» **Work to complete**: Return the exact lines spanning from the line with "Decode this image" through the last line of the entries, boundaries included, and no others.

☆ ☆ ☆ ☆ ☆ ☆ ☆

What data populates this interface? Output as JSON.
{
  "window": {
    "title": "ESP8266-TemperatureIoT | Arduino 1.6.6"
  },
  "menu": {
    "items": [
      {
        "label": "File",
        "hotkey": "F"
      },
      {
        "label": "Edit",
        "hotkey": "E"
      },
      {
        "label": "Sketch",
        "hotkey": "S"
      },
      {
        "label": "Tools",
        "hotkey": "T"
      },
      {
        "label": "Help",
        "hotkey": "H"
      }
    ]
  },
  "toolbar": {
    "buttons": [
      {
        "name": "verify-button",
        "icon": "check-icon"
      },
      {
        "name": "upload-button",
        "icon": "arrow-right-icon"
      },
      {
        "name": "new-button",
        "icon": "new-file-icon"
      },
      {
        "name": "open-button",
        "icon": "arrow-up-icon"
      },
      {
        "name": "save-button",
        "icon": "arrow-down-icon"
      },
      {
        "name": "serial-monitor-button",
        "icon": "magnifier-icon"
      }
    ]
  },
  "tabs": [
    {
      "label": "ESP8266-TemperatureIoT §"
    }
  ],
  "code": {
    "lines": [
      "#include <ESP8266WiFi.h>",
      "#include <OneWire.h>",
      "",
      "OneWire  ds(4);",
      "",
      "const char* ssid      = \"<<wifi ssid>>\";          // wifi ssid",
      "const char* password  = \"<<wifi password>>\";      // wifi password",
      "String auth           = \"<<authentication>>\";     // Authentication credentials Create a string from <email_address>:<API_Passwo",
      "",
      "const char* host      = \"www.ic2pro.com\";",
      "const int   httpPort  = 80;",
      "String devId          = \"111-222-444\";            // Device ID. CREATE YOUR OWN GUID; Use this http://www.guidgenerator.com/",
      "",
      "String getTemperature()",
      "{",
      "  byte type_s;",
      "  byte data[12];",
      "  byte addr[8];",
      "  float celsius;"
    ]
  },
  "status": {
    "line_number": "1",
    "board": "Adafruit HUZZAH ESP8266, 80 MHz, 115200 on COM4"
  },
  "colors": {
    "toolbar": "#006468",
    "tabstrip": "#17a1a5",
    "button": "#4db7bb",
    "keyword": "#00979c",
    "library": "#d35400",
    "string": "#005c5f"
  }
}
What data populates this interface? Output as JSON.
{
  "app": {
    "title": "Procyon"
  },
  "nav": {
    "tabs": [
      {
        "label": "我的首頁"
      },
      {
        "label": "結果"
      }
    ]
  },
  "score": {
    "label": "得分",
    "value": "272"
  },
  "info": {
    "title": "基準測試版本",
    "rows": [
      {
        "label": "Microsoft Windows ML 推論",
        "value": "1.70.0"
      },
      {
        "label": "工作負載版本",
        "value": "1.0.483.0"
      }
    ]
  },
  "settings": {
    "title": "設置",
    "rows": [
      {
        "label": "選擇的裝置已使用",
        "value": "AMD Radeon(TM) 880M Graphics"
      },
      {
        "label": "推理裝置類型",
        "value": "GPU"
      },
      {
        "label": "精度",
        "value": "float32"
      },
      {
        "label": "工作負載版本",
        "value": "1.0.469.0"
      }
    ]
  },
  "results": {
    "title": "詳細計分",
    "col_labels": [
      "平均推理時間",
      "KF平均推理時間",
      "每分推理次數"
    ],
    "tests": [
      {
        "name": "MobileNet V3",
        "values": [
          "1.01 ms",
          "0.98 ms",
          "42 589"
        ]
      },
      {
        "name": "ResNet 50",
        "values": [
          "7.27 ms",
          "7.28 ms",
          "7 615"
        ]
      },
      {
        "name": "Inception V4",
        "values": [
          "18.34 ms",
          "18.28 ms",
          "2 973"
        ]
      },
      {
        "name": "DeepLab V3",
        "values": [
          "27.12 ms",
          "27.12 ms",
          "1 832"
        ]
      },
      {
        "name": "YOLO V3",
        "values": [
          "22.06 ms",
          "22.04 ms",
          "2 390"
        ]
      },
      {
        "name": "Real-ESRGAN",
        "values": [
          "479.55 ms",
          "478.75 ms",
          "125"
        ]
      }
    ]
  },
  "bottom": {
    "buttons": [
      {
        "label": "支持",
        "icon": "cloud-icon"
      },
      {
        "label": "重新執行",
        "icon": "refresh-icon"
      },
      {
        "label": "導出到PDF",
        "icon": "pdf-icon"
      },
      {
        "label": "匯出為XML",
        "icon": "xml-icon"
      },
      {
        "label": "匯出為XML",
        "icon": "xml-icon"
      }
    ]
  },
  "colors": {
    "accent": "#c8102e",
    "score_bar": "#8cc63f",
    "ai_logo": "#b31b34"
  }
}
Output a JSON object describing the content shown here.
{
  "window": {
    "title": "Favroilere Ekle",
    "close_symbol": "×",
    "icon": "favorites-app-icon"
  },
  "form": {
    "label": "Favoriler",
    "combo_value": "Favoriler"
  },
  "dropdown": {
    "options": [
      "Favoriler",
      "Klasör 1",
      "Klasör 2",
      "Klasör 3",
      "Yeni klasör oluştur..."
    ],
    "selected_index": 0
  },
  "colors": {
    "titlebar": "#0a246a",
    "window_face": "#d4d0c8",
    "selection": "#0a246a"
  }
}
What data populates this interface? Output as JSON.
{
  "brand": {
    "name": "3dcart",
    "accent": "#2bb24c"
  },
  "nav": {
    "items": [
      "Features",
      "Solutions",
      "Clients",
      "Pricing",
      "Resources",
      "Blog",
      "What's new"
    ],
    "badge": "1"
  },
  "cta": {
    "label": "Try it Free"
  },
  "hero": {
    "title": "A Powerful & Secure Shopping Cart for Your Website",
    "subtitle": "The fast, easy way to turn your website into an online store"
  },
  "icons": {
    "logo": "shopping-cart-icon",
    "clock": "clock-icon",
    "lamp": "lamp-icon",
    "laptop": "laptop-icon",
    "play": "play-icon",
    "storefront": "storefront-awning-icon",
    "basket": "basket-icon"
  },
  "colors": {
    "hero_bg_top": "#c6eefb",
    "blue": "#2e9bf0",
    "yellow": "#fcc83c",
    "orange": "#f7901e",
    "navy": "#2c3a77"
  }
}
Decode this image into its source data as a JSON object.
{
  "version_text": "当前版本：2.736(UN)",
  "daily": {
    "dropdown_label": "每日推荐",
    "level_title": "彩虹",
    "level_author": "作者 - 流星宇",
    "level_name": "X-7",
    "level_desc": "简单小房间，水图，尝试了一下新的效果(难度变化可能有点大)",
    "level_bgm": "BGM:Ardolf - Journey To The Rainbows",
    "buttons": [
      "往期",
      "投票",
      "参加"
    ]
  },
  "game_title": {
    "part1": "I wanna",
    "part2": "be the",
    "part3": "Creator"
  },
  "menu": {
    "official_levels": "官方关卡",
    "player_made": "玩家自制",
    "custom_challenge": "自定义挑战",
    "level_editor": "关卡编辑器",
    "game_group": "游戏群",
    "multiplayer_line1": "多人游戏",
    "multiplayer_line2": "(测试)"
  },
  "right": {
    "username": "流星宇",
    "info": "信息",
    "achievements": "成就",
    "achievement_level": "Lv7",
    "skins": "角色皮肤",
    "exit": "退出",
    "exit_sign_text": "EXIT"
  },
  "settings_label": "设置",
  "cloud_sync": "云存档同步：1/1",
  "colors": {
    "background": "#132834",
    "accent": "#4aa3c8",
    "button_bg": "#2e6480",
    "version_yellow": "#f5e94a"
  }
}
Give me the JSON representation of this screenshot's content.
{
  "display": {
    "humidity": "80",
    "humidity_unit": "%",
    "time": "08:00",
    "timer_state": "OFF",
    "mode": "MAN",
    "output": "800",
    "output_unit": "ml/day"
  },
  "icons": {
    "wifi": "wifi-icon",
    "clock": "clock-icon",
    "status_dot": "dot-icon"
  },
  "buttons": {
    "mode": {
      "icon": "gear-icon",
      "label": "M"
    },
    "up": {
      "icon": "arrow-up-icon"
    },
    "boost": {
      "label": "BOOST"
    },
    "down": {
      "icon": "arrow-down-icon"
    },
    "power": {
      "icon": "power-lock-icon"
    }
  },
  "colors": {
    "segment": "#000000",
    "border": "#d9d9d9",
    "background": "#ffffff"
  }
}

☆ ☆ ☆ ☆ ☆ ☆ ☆

» **Reply to the exercise**:
Decode this image into its source data as a JSON object.
{
  "version_text": "当前版本：2.736(UN)",
  "daily": {
    "dropdown_label": "每日推荐",
    "level_title": "彩虹",
    "level_author": "作者 - 流星宇",
    "level_name": "X-7",
    "level_desc": "简单小房间，水图，尝试了一下新的效果(难度变化可能有点大)",
    "level_bgm": "BGM:Ardolf - Journey To The Rainbows",
    "buttons": [
      "往期",
      "投票",
      "参加"
    ]
  },
  "game_title": {
    "part1": "I wanna",
    "part2": "be the",
    "part3": "Creator"
  },
  "menu": {
    "official_levels": "官方关卡",
    "player_made": "玩家自制",
    "custom_challenge": "自定义挑战",
    "level_editor": "关卡编辑器",
    "game_group": "游戏群",
    "multiplayer_line1": "多人游戏",
    "multiplayer_line2": "(测试)"
  },
  "right": {
    "username": "流星宇",
    "info": "信息",
    "achievements": "成就",
    "achievement_level": "Lv7",
    "skins": "角色皮肤",
    "exit": "退出",
    "exit_sign_text": "EXIT"
  },
  "settings_label": "设置",
  "cloud_sync": "云存档同步：1/1",
  "colors": {
    "background": "#132834",
    "accent": "#4aa3c8",
    "button_bg": "#2e6480",
    "version_yellow": "#f5e94a"
  }
}
Give me the JSON representation of this screenshot's content.
{
  "display": {
    "humidity": "80",
    "humidity_unit": "%",
    "time": "08:00",
    "timer_state": "OFF",
    "mode": "MAN",
    "output": "800",
    "output_unit": "ml/day"
  },
  "icons": {
    "wifi": "wifi-icon",
    "clock": "clock-icon",
    "status_dot": "dot-icon"
  },
  "buttons": {
    "mode": {
      "icon": "gear-icon",
      "label": "M"
    },
    "up": {
      "icon": "arrow-up-icon"
    },
    "boost": {
      "label": "BOOST"
    },
    "down": {
      "icon": "arrow-down-icon"
    },
    "power": {
      "icon": "power-lock-icon"
    }
  },
  "colors": {
    "segment": "#000000",
    "border": "#d9d9d9",
    "background": "#ffffff"
  }
}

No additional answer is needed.